• [REQUIRED ACTION]: Every entry must be repeated exactly. Exclude all pictures.

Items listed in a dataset
__________________________________________________

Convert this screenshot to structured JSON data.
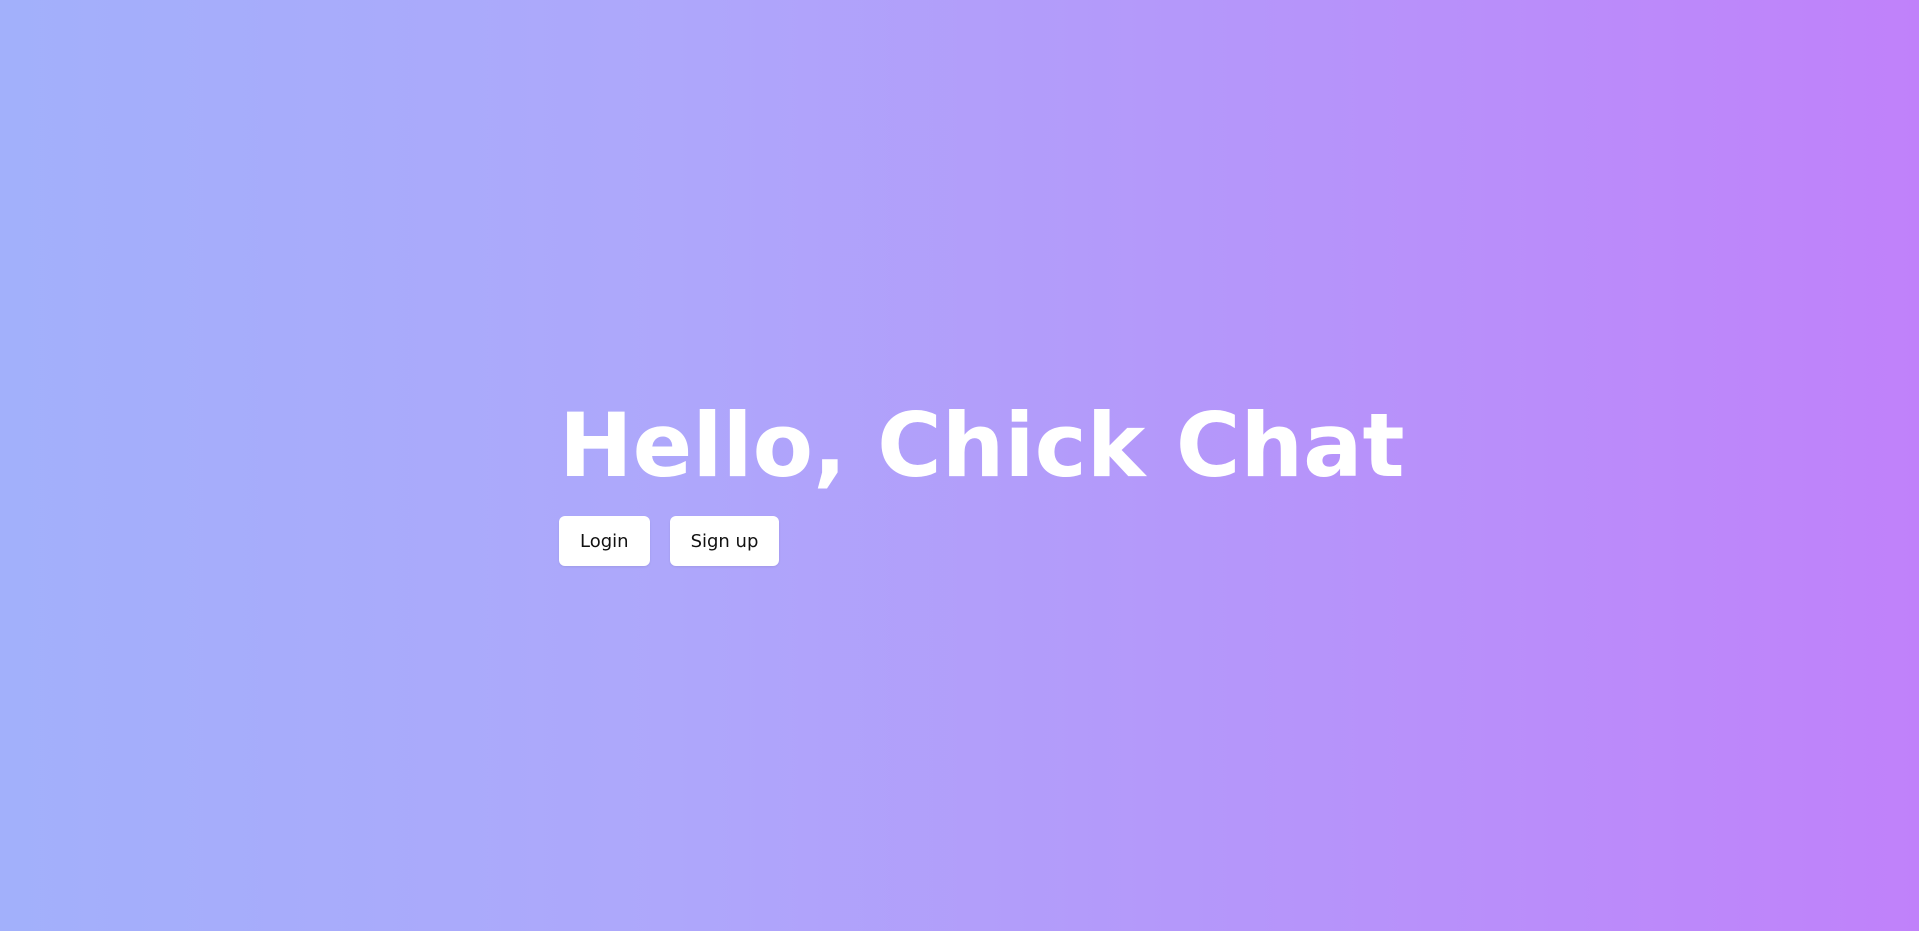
{
  "hero": {
    "title": "Hello, Chick Chat"
  },
  "actions": {
    "login_label": "Login",
    "signup_label": "Sign up"
  },
  "colors": {
    "gradient_start": "#a2b0fb",
    "gradient_end": "#c081fa",
    "title_color": "#ffffff",
    "button_bg": "#ffffff",
    "button_text": "#111111"
  }
}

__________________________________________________

• [SOLUTION FOR THIS EXERCISE]:
Convert this screenshot to structured JSON data.
{
  "hero": {
    "title": "Hello, Chick Chat"
  },
  "actions": {
    "login_label": "Login",
    "signup_label": "Sign up"
  },
  "colors": {
    "gradient_start": "#a2b0fb",
    "gradient_end": "#c081fa",
    "title_color": "#ffffff",
    "button_bg": "#ffffff",
    "button_text": "#111111"
  }
}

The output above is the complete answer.